In 2013, Greece faced its sixth consecutive year of a devastating recession. In order to secure $325 billion in rescue funds from the European Union and the International Monetary Fund, the Greek government resorted to cutting jobs and wages, actions that consequentially incited mass protests and unrest.
As a result, according to statistics released by the Hellenic Statistical Authority (HSA,) nearly a quarter of Greece’s population is susceptible to poverty. In a nation composed of 11 million residents, 2.75 million of whom are at risk of poverty, Greece has the highest poverty risk in the E.U. Among those at risk, the most susceptible individuals are single parents and unemployed men. Approximately half of jobless men in Greece are at risk of poverty, while single-parent households are also in a vulnerable position.
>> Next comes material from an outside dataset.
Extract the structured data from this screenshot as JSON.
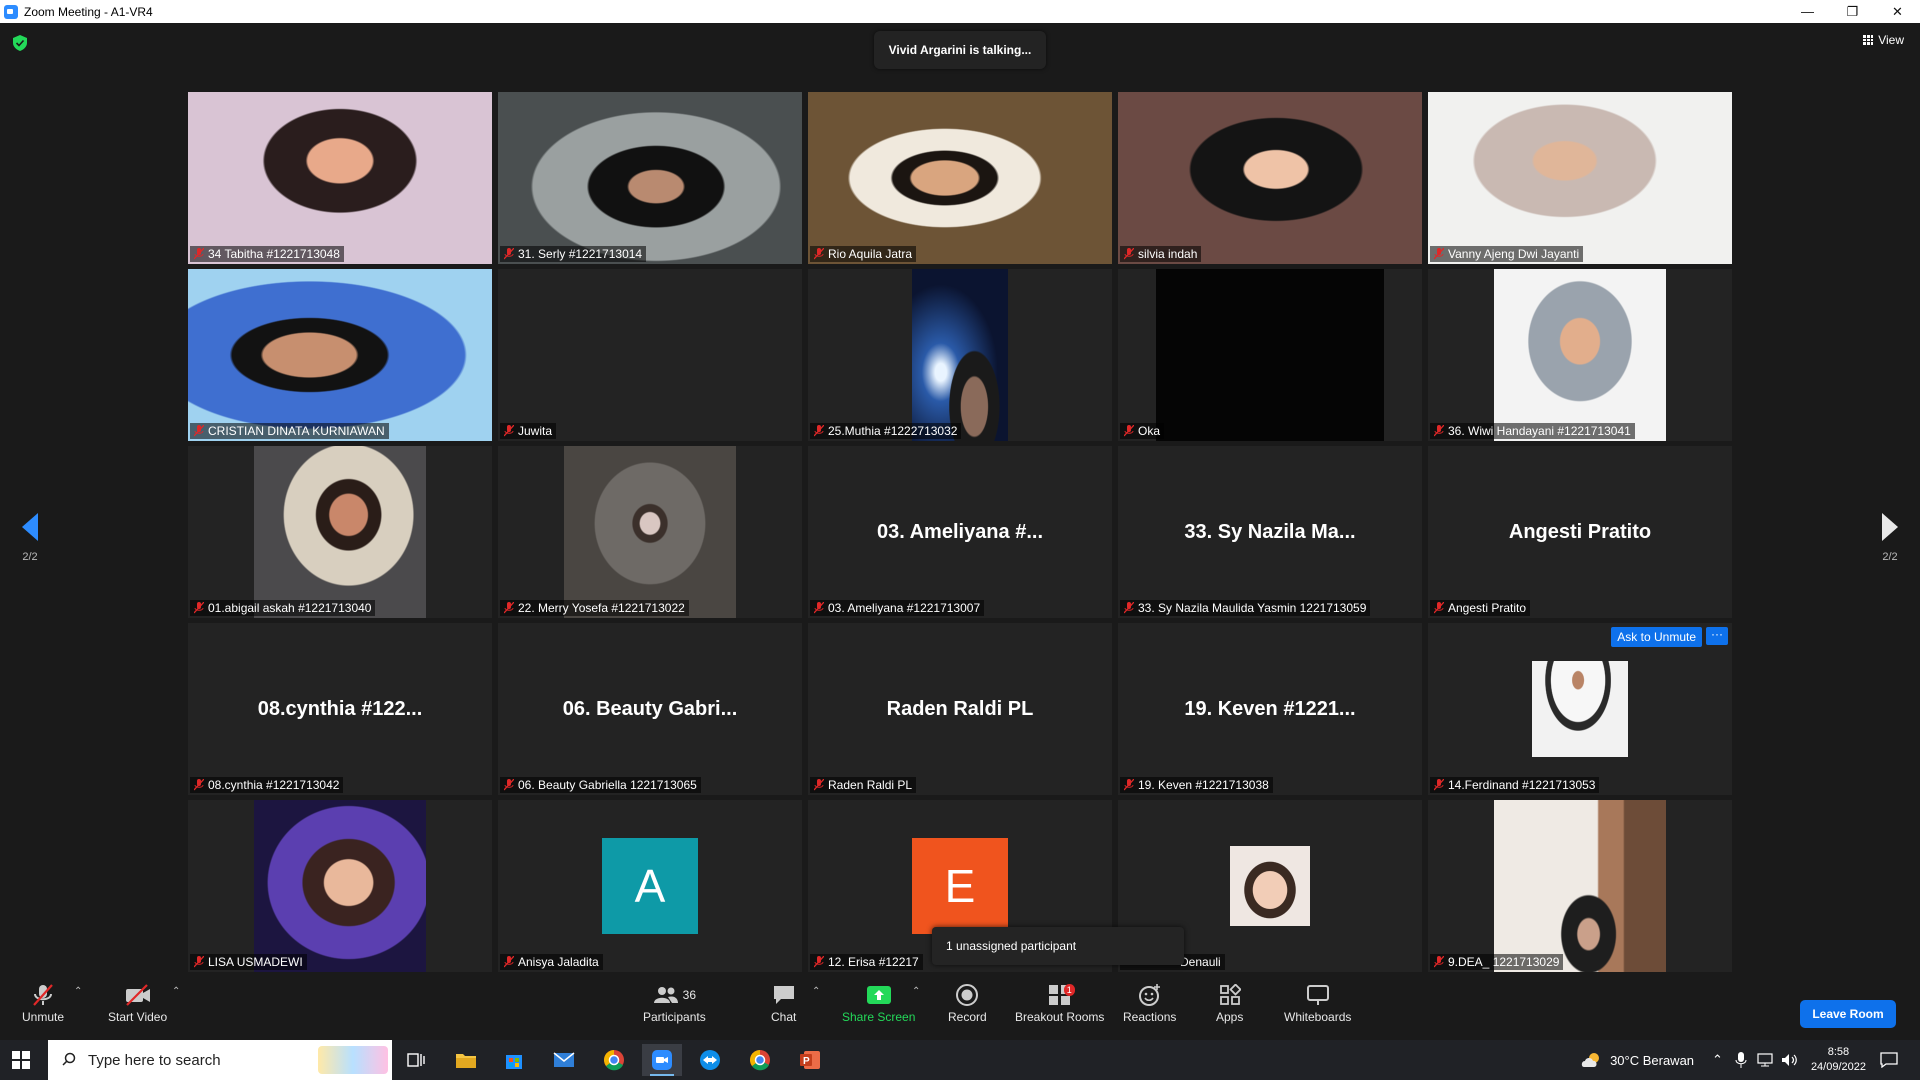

A factor contributing to the anticipated poverty of Greece’s population are the projected social welfare budget cuts for 2014. Between 2012 to 2013, the welfare budget had been cut by almost seven percent. However, the projected budget reduction for social welfare in 2014 is a staggering 18%, or $406 billion.
Furthermore, according to the Public Policy Analysis Group at the Athens University of Economics and Business (AUEB) discovered that within the last year, approximately 14% of Greeks had earned an income that was less than the living standard. In contrast, in 2004, only two percent of the population had earned an income below the standard of living.
Since 2008, the crisis in Greece had steadily increased in volatility. According to ESYE statistics agency, an increase in material deprivation in at least four of the nine basic categories of goods and services for human survival occurred during the past five years. To clarify, basic needs include the ability to endure unforeseen financial expenses, eat meat every two days, and heat one’s home. However, due to the economic crisis, approximately 76.3% of poor Greeks were directly affected, while 30.8 percent of the non-poor population suffered as well.
Without adequate government intervention, a substantial portion of the Greek population will remain at risk of poverty throughout 2014. With poverty and struggle in sight, internal social conflict in Greece will continue to rise as well. However, with aid from the E.U. and gradual stabilization, the nation can begin to recover.
– Phoebe Pradhan